Speaking at Luxury Interactive 2017 on Oct. 17, a senior executive from Crystal Cruises explained the ways that the company has used data to take a hard look at the mistakes it was making in determining who its customers were. Even for brands that are mainly a physical, in-person experience with little online shopping presence, digital data can still help provide valuable insights.

"One mistake we made was launching without understanding who the customer was," said Oscar Guerrero, senior manager of consumer insights and loyalty at Crystal Cruises.

"When I started, our loyalty program was a bit stale," he said. "Before I jumped in and made changes, I wanted to take a macro view of who our guest is."

Data diving
When Mr. Guerrero joined Crystal, he admits that the company had an incorrect sense of who its customers were and how they were interacting with the brand.

The company was confident in its return rate and the number of people who were continuing to book cruises each year. But additional digging showed that those notions were not as ironclad as they first appeared.

"We did some digging into our database," Mr. Guerrero said. "They were looking at the last two or three years and seeing a 70 percent return rate.

"But if you go back further, 70 precent of first time cruisers never came back. Of the 30 percent that did come back, there was a 35 month lag between first and second cruise.

"Our goal is to reduce that gap as much as possible.

Crystal's new river cruises. Image credit: Crystal

Similarly, the brand was not completely aware of the demographics of its customer base, estimating that the age of the average cruiser was much lower than it actually was.

This presented a problem, as an older consumer base was not as sustainable as a younger, more robust consumer base who are more likely to book repeat cruises.

"Thirty percent of our customers are over 80," Mr. Guerrero said. "I always say our customers are dying and my bosses say 'no, they're just 'aging out.'

"But we are bringing in younger and more adventurous guests."

A new audience

Since discovering the reality of what kinds of customers it attracts, Crystal has been on a mission to create new, digitally-enhanced campaigns that are appealing to young consumers.

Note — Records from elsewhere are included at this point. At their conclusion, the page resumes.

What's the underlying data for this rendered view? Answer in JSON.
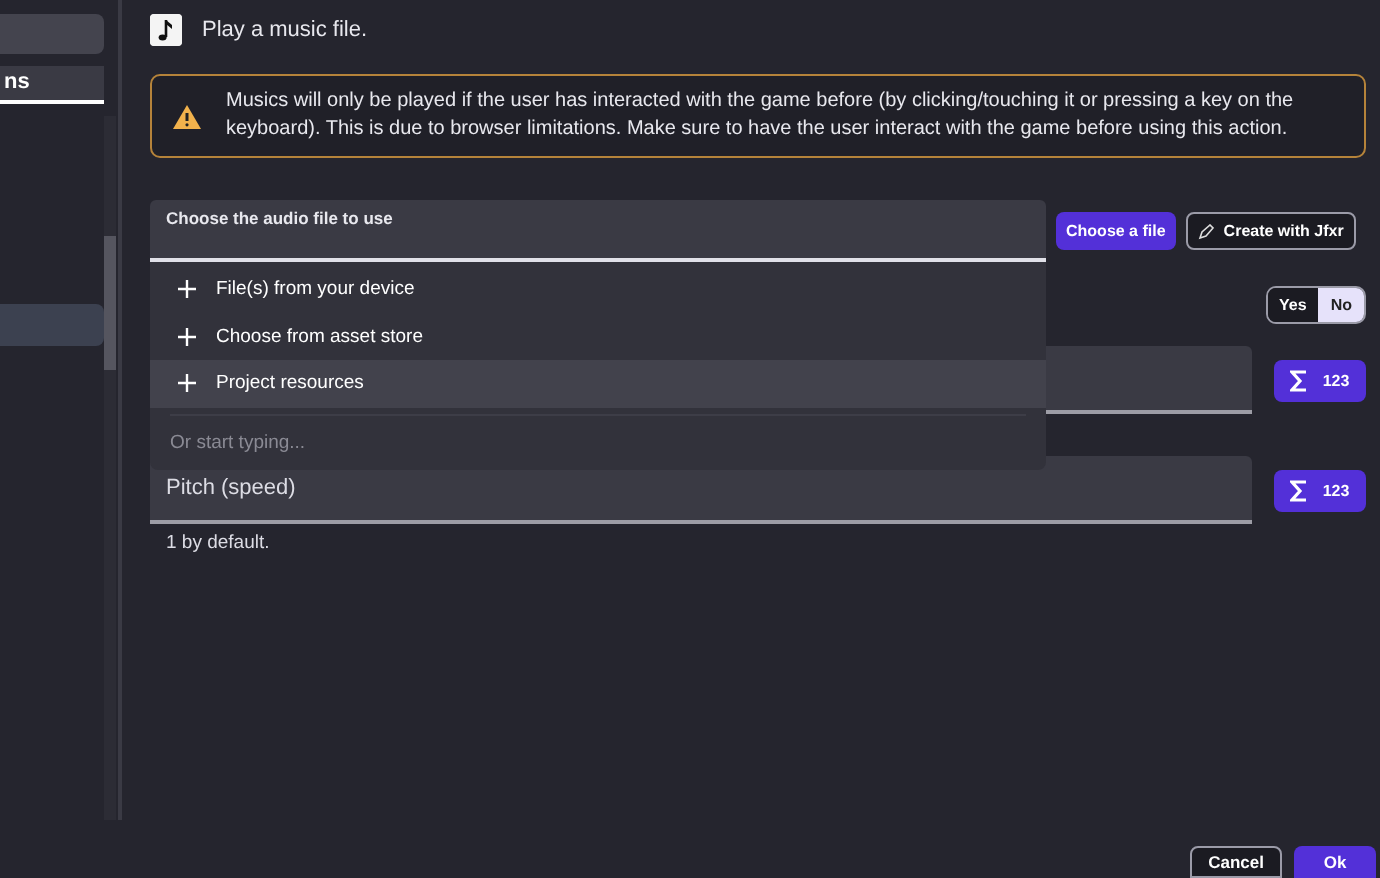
{
  "sidebar": {
    "tab": {
      "label": "ns",
      "selected": true
    },
    "list_items": [
      {
        "selected": true
      }
    ]
  },
  "header": {
    "title": "Play a music file."
  },
  "warning": {
    "text": "Musics will only be played if the user has interacted with the game before (by clicking/touching it or pressing a key on the keyboard). This is due to browser limitations. Make sure to have the user interact with the game before using this action."
  },
  "audio_field": {
    "label": "Choose the audio file to use"
  },
  "audio_buttons": [
    {
      "label": "Choose a file",
      "kind": "primary"
    },
    {
      "label": "Create with Jfxr",
      "kind": "outline"
    }
  ],
  "dropdown": {
    "items": [
      {
        "label": "File(s) from your device",
        "selected": false
      },
      {
        "label": "Choose from asset store",
        "selected": false
      },
      {
        "label": "Project resources",
        "selected": true
      }
    ],
    "placeholder": "Or start typing..."
  },
  "toggle": [
    {
      "label": "Yes",
      "selected": false
    },
    {
      "label": "No",
      "selected": true
    }
  ],
  "fields": [
    {
      "expression_label": "123"
    },
    {
      "label": "Pitch (speed)",
      "help": "1 by default.",
      "expression_label": "123"
    }
  ],
  "footer": {
    "buttons": [
      {
        "label": "Cancel",
        "kind": "outline"
      },
      {
        "label": "Ok",
        "kind": "primary"
      }
    ]
  }
}
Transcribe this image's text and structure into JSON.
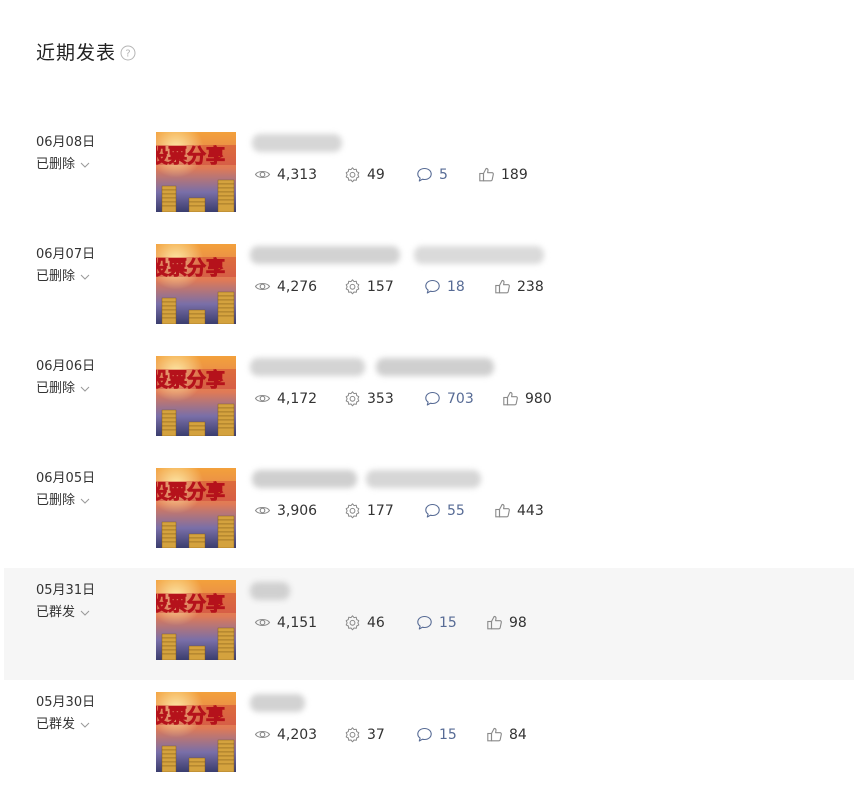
{
  "header": {
    "title": "近期发表",
    "help_icon": "question-circle-icon"
  },
  "colors": {
    "comment": "#576b95",
    "highlight_row": "#f6f6f6"
  },
  "items": [
    {
      "date": "06月08日",
      "status": "已删除",
      "views": "4,313",
      "shares": "49",
      "comments": "5",
      "likes": "189"
    },
    {
      "date": "06月07日",
      "status": "已删除",
      "views": "4,276",
      "shares": "157",
      "comments": "18",
      "likes": "238"
    },
    {
      "date": "06月06日",
      "status": "已删除",
      "views": "4,172",
      "shares": "353",
      "comments": "703",
      "likes": "980"
    },
    {
      "date": "06月05日",
      "status": "已删除",
      "views": "3,906",
      "shares": "177",
      "comments": "55",
      "likes": "443"
    },
    {
      "date": "05月31日",
      "status": "已群发",
      "views": "4,151",
      "shares": "46",
      "comments": "15",
      "likes": "98"
    },
    {
      "date": "05月30日",
      "status": "已群发",
      "views": "4,203",
      "shares": "37",
      "comments": "15",
      "likes": "84"
    }
  ]
}
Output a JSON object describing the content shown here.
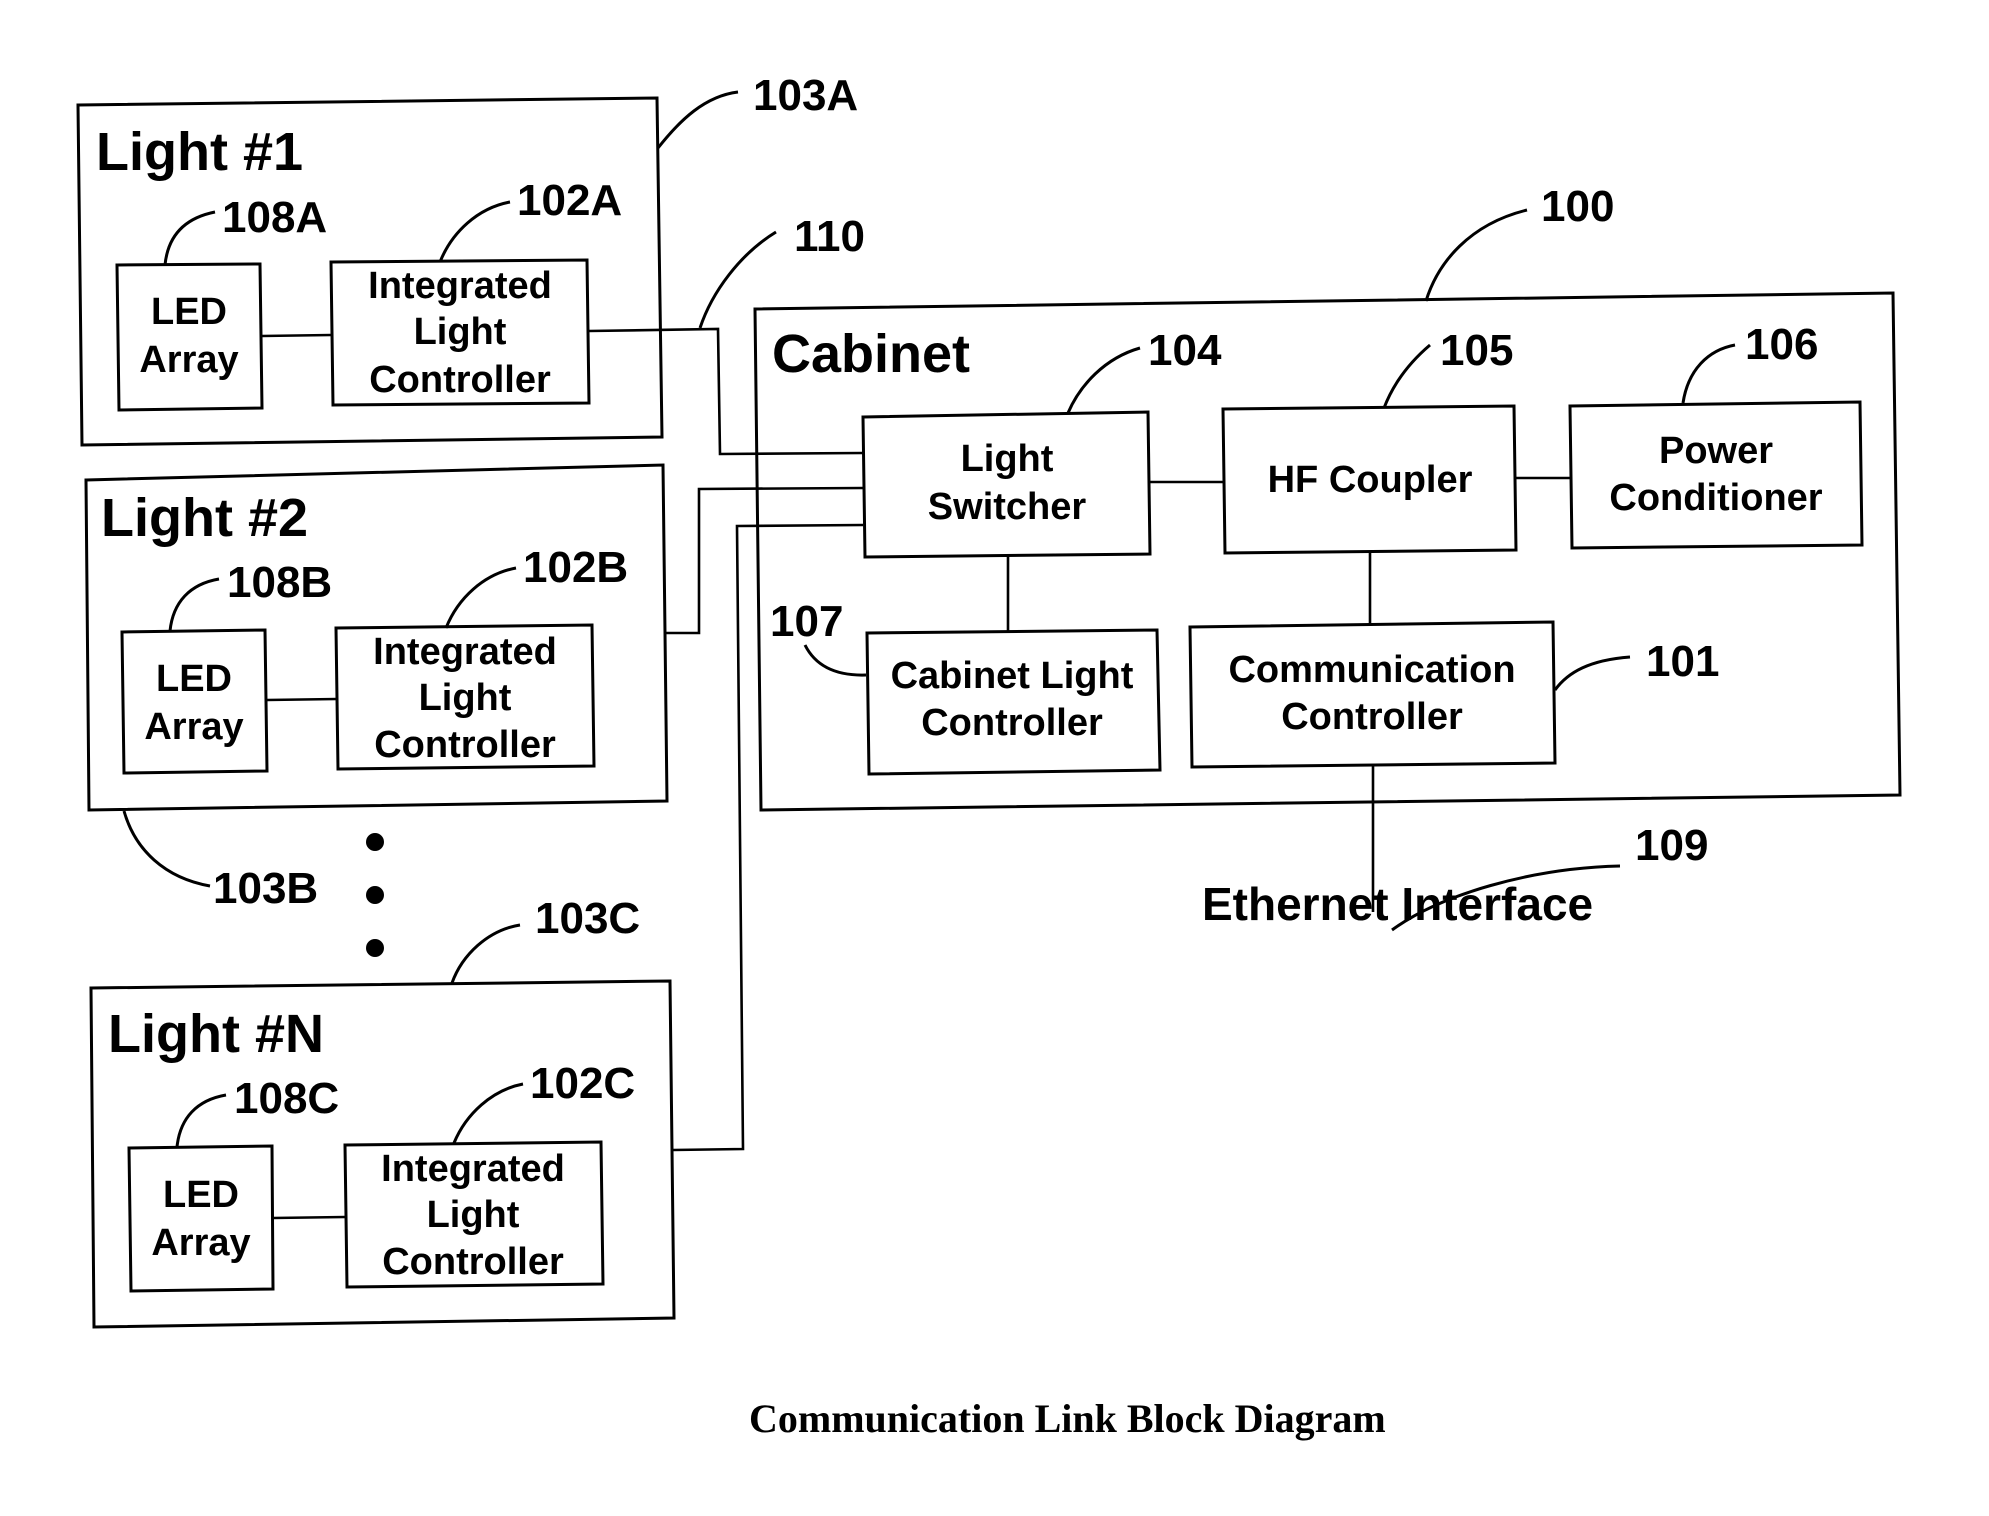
{
  "diagram": {
    "caption": "Communication Link Block Diagram",
    "lights": [
      {
        "title": "Light #1",
        "ref": "103A",
        "led_array": {
          "lines": [
            "LED",
            "Array"
          ],
          "ref": "108A"
        },
        "controller": {
          "lines": [
            "Integrated",
            "Light",
            "Controller"
          ],
          "ref": "102A"
        }
      },
      {
        "title": "Light #2",
        "ref": "103B",
        "led_array": {
          "lines": [
            "LED",
            "Array"
          ],
          "ref": "108B"
        },
        "controller": {
          "lines": [
            "Integrated",
            "Light",
            "Controller"
          ],
          "ref": "102B"
        }
      },
      {
        "title": "Light #N",
        "ref": "103C",
        "led_array": {
          "lines": [
            "LED",
            "Array"
          ],
          "ref": "108C"
        },
        "controller": {
          "lines": [
            "Integrated",
            "Light",
            "Controller"
          ],
          "ref": "102C"
        }
      }
    ],
    "link_ref": "110",
    "cabinet": {
      "title": "Cabinet",
      "ref": "100",
      "light_switcher": {
        "lines": [
          "Light",
          "Switcher"
        ],
        "ref": "104"
      },
      "hf_coupler": {
        "lines": [
          "HF Coupler"
        ],
        "ref": "105"
      },
      "power_conditioner": {
        "lines": [
          "Power",
          "Conditioner"
        ],
        "ref": "106"
      },
      "cabinet_light_controller": {
        "lines": [
          "Cabinet Light",
          "Controller"
        ],
        "ref": "107"
      },
      "communication_controller": {
        "lines": [
          "Communication",
          "Controller"
        ],
        "ref": "101"
      }
    },
    "ethernet": {
      "label": "Ethernet Interface",
      "ref": "109"
    }
  }
}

For example, Crystal is helping prospective travelers imagine themselves on one of its cruises with the addition of virtual reality technology.

Crystal Preview allows travelers to view Crystal’s Serenity and Mozart ships and select shore destinations in 360 degrees, transporting consumers to the Arctic or locations along the Danube River. Most travelers consult digital channels before booking, making virtual reality another way to help them make decisions about their itineraries (see story).

Crystal has recently brought in VR as a marketing tool for young consumers. Image credit: Crystal

Before Crystal’s captains take the wheel of its river cruise liners, they will train and be assessed on simulators developed through a partnership between its parent company Genting Hong Kong and Netherlands-based Simwave. Leveraging what Crystal claims is the first of its kind technology for the cruise industry, the simulator is expected to increase safety for vessels by letting captains practice on dry land (see story).

Mr. Guerrero also spoke about the methods by which brands need to make each customer’s experience more personalized and unique to them.

"If Megan cruised one time and spent $5000, I cruised 10 times and I spent $100000, why would we get the same email? Without our names on it?" Mr. Guerrero said.

"Customers want to feel like they are known."